“Water, sand, and trees brought us to this valley over two-hundred years ago. Now it’s dry,” Mom. Our forebears came from Flanders, glass-makers. “For generations. Telling stories in glass.”
When the small glassblowers could no longer compete, the family split, one half down to the city to Tiffany’s while the other bought land, growing corn, cherries, apples, and sheep.
“Dry” she repeats. We look down on the valley, once blue, then green, now brown. “Look,” she points to the same photo every time. She’s not born yet. It’s the old farmhouse where I was born. Outside, on a wagon, a collection of Puntys spanning generations. “Your great-grandfather. And your great-grandmother. On the day they left the old place. Expelled from their home of generations. Before it was submerged. She ran off with an Italian.” She pronounces it in the local way, the I its own island of sound. “Day-worker come to build the dam. Ran away to the city. He never forgave her. There’s a whole ‘nother family down there. Or…” Mom leaves the words unspoken.
The farmhouse was dismantled and carried out of the valley, reconstructed on higher ground.
She grabs my hand. “Go down there. Look for the old place.”
I’m not supposed to enter, but the City gave up policing after the Brooklyn Water Riots. It’s a lunar landscape. I find a track defined by low drystone walls in better shape than those above.
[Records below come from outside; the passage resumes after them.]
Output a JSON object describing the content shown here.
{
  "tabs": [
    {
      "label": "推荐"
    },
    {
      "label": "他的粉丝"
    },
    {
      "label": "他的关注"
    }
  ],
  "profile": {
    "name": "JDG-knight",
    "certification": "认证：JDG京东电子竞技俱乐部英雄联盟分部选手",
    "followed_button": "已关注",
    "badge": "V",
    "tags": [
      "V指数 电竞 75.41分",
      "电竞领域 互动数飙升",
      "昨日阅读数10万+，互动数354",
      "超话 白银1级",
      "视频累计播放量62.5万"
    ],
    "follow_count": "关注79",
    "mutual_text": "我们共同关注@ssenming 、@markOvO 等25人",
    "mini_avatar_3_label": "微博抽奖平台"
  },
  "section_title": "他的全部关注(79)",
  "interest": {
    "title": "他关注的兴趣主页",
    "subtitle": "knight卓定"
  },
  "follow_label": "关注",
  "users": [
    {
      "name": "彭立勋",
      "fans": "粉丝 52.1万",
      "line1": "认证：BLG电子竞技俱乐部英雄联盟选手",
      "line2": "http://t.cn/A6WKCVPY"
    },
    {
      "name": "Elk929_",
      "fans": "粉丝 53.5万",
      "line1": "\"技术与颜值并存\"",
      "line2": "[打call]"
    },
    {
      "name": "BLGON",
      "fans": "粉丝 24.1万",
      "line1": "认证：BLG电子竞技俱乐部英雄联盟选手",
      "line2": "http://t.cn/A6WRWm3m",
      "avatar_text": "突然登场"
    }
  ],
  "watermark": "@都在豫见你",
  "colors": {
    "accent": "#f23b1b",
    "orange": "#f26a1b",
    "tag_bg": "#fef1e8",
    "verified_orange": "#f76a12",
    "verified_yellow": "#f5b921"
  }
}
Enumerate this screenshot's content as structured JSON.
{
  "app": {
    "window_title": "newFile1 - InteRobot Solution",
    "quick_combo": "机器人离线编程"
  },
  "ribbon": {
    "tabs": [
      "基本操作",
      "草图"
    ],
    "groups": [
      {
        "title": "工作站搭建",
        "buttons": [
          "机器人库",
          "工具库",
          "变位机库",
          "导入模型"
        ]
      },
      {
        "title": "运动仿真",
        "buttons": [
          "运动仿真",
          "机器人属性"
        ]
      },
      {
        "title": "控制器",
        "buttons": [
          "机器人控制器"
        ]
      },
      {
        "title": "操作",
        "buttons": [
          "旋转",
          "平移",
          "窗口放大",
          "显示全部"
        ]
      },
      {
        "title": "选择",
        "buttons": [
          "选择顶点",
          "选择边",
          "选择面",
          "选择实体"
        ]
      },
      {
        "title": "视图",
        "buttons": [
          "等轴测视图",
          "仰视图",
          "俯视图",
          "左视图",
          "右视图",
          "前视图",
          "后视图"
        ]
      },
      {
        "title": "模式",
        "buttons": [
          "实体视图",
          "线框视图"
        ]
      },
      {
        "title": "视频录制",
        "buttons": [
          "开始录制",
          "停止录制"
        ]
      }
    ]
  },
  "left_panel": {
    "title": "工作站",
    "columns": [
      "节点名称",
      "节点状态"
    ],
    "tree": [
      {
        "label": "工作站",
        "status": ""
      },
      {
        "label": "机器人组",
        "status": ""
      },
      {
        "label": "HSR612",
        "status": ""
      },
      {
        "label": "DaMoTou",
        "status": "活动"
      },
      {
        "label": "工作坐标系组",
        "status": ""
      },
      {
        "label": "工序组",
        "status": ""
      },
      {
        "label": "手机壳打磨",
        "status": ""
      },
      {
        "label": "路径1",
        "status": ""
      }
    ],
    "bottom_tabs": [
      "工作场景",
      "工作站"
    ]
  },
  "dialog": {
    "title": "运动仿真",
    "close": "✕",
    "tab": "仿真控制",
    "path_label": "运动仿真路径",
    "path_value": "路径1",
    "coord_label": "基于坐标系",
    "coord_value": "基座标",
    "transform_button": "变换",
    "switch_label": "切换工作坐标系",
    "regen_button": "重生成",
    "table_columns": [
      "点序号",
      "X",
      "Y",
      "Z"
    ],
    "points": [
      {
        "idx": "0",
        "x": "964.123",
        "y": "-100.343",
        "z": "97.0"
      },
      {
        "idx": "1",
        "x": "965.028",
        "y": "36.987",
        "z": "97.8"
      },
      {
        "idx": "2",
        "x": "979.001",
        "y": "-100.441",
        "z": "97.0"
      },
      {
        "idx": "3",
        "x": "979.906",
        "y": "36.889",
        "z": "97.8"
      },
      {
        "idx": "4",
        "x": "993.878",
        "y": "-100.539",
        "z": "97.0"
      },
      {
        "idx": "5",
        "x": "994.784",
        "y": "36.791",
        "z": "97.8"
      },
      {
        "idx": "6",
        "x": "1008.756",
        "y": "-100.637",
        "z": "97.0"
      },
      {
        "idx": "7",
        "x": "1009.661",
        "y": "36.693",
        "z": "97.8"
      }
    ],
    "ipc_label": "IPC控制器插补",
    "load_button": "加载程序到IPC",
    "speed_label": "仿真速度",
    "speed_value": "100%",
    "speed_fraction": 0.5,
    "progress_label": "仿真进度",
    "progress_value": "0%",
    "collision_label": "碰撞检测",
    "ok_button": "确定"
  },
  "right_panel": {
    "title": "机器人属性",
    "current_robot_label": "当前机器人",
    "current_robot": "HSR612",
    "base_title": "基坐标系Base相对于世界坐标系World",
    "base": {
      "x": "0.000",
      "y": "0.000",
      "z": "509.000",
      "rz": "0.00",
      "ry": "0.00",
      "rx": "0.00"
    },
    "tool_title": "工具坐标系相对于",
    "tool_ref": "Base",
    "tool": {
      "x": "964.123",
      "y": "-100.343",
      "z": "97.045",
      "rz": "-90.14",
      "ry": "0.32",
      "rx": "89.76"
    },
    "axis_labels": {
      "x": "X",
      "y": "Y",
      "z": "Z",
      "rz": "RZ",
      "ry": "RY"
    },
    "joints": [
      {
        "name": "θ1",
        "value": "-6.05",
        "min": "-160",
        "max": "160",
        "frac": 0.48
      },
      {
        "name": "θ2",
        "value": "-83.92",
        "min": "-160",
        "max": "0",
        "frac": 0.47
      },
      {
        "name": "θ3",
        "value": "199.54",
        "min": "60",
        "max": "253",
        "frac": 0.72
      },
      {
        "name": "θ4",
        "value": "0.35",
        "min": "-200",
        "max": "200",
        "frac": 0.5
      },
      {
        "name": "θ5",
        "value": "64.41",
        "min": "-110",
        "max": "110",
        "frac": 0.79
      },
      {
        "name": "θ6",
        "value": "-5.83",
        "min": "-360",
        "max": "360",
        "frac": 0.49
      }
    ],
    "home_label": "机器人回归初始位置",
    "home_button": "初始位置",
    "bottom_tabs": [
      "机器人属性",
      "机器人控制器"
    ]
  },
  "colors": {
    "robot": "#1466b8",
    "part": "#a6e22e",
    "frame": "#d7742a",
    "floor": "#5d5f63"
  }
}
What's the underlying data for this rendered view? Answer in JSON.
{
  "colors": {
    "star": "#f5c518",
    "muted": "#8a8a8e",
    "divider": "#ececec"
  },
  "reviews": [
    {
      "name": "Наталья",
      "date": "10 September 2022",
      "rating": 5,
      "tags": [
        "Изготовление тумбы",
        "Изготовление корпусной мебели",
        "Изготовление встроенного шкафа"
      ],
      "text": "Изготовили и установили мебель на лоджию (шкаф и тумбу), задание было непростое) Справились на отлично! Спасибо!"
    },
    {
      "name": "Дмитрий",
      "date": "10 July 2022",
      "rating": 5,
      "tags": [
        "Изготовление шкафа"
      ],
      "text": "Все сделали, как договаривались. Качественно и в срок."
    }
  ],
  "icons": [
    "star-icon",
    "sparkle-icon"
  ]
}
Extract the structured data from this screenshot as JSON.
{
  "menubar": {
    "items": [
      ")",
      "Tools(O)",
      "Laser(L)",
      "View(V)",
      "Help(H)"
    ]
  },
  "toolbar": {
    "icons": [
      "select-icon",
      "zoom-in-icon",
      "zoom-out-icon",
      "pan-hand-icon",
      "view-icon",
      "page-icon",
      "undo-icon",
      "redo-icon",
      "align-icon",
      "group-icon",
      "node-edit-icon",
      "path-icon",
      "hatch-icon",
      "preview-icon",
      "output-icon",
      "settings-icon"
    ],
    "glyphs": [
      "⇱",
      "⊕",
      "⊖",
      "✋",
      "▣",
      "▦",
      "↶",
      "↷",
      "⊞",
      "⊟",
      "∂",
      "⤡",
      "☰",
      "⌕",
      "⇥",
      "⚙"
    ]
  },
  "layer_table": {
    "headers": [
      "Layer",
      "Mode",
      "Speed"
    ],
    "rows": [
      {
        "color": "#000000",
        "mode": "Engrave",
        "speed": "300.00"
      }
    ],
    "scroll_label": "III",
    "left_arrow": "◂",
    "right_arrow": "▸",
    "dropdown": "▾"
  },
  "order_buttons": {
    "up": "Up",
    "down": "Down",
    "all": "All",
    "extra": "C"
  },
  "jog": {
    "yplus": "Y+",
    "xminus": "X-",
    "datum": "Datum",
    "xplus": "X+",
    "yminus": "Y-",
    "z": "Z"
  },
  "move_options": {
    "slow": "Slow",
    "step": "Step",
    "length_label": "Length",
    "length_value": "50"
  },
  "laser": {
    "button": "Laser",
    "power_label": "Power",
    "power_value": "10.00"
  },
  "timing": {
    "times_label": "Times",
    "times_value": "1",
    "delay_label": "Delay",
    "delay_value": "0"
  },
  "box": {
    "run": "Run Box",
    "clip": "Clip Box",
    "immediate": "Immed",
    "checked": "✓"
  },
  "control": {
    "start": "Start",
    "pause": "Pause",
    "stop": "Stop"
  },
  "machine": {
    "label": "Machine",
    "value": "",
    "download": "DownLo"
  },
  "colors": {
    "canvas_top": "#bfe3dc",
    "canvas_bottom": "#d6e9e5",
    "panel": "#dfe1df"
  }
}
The reservoir has preserved them. Behind there’s a rectangle, maybe a foot high, cemented rocks, foundation to a barn or house. I’ve no idea where the Punty place is. Wedged between two rocks on the wall is an object and I pull it free. Lead pathways with flat patterns between. I scratch one, removing a century of grime to expose bright red. I pocket the find.
Year pass. Mom is no longer. The firehouse has an End of Summer Blowout Sale and I go through old shirts and pants. That’s when I stumble on the fragment from the wall. Warm water, soap and sponge reveal colorful, almost cinematic, glass panels set within lead channels: a mustachioed man, a stereotypical representation of a southern European, beside him a shovel. And a naked woman. In the background, an angry man with horns. Behind him pastures with sheep. And in his hand, a long-blade knife.
Nigel Pugh has had short theater works performed and been published in several journals. He has always loved stories: hearing, reading, telling. He’s working on a larger piece of fiction growing out of the cultural tensions of his adopted neighborhood – the Catskills.